# [What is expected]
Find how many lines below hold "Organic", then state that number by itself.

(Material for this exercise begins)

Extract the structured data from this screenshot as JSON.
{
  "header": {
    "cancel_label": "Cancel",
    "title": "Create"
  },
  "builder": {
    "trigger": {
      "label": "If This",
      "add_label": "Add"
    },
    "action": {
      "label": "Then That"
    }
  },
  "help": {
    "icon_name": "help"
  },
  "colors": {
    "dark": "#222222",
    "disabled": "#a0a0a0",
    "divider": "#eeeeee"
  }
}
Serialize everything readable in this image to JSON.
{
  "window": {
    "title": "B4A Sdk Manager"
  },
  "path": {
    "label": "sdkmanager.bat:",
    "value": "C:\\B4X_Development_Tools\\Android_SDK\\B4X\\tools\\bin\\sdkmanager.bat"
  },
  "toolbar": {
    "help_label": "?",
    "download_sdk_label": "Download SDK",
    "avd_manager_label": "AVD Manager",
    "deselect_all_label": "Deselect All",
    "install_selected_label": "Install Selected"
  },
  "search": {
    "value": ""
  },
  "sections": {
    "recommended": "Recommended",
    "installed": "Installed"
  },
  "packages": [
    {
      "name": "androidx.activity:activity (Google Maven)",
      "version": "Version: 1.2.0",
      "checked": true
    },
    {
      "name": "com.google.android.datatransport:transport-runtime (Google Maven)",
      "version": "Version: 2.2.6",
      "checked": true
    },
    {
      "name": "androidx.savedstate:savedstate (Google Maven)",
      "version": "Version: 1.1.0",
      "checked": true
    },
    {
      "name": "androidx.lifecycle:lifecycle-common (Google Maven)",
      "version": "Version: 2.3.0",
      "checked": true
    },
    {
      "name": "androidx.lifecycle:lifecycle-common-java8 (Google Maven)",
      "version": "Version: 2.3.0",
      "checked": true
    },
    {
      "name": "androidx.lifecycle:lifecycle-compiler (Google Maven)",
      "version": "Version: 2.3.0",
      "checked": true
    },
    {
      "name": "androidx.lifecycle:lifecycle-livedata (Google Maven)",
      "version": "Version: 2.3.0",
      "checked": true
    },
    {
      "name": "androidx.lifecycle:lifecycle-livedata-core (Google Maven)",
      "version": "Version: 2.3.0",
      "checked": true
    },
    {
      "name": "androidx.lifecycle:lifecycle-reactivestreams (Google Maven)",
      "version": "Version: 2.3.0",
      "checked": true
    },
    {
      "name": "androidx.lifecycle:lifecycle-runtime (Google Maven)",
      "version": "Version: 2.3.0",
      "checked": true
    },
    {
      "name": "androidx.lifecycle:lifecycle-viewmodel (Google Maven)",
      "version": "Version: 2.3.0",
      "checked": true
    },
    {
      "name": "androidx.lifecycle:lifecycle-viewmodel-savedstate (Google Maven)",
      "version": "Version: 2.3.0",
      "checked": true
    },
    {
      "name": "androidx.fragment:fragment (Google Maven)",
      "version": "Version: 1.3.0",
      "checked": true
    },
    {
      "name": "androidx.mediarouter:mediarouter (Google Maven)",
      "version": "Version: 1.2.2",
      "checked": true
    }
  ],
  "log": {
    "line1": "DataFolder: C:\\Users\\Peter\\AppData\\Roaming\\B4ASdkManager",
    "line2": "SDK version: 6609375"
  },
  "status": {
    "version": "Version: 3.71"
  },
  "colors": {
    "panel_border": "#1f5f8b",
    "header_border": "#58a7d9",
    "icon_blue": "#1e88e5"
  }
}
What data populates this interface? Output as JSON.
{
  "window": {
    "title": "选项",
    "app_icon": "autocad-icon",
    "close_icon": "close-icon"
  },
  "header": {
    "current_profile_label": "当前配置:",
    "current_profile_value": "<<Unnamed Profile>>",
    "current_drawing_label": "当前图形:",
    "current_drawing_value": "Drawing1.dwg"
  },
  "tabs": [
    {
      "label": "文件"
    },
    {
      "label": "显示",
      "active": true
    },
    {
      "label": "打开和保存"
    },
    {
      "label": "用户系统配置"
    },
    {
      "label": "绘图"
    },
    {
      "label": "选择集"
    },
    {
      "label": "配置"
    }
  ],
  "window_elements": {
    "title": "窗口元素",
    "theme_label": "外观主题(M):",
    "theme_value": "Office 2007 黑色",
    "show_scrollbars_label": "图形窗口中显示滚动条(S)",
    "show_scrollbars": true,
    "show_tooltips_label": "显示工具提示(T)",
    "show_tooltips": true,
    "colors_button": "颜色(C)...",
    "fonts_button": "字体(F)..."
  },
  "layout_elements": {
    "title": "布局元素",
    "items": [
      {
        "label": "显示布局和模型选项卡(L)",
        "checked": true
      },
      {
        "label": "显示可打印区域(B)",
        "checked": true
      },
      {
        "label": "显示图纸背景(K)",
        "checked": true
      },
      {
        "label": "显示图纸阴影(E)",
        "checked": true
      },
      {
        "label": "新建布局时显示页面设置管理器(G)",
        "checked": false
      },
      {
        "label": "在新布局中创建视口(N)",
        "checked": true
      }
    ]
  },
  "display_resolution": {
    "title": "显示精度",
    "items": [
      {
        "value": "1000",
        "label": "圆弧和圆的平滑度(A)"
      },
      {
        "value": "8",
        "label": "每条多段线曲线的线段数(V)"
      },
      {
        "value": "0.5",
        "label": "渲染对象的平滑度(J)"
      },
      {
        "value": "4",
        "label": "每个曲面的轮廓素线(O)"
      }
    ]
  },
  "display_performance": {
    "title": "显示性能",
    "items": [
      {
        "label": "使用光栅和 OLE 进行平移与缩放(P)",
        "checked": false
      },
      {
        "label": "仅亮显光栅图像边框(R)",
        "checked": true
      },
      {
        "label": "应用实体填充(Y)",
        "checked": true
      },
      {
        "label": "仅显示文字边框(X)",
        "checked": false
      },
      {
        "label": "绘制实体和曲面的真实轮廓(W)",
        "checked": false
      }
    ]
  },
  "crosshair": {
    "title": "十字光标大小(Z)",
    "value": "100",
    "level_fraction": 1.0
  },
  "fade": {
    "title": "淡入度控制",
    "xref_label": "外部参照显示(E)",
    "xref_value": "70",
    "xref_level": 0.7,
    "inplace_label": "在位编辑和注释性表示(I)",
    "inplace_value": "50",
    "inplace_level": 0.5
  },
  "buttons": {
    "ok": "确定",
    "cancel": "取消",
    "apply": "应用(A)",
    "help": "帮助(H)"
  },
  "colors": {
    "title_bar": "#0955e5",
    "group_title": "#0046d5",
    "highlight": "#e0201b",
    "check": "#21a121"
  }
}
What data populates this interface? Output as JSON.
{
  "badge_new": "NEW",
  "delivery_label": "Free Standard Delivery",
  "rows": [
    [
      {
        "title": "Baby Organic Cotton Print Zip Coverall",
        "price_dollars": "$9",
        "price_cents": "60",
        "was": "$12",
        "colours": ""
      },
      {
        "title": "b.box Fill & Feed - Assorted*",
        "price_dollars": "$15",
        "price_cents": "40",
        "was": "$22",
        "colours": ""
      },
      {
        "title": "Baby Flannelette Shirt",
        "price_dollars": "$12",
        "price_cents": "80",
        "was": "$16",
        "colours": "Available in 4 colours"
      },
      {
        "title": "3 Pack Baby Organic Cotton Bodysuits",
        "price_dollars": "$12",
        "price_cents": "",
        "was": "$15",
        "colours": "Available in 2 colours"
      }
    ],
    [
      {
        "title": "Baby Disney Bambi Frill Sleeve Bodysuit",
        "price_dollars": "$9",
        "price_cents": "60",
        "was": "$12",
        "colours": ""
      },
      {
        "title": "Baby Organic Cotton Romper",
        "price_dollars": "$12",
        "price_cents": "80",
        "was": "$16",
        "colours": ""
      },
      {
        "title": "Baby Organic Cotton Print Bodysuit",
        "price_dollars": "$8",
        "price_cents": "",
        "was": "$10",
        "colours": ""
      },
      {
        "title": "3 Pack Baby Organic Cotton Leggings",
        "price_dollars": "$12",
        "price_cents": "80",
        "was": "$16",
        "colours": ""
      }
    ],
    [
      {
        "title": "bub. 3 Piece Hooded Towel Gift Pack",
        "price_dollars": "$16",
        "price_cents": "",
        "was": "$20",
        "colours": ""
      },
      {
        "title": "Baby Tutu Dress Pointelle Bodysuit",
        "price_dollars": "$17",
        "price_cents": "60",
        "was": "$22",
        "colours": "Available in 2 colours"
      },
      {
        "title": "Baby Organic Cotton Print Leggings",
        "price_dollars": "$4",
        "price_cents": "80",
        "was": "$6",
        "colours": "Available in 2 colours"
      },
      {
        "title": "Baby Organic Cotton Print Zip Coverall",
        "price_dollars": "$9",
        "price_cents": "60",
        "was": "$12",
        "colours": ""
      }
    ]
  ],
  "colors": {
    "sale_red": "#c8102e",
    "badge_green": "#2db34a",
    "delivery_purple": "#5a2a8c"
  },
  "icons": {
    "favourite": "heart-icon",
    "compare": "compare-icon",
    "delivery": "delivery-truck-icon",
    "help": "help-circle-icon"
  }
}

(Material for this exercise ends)

# [Output below]
7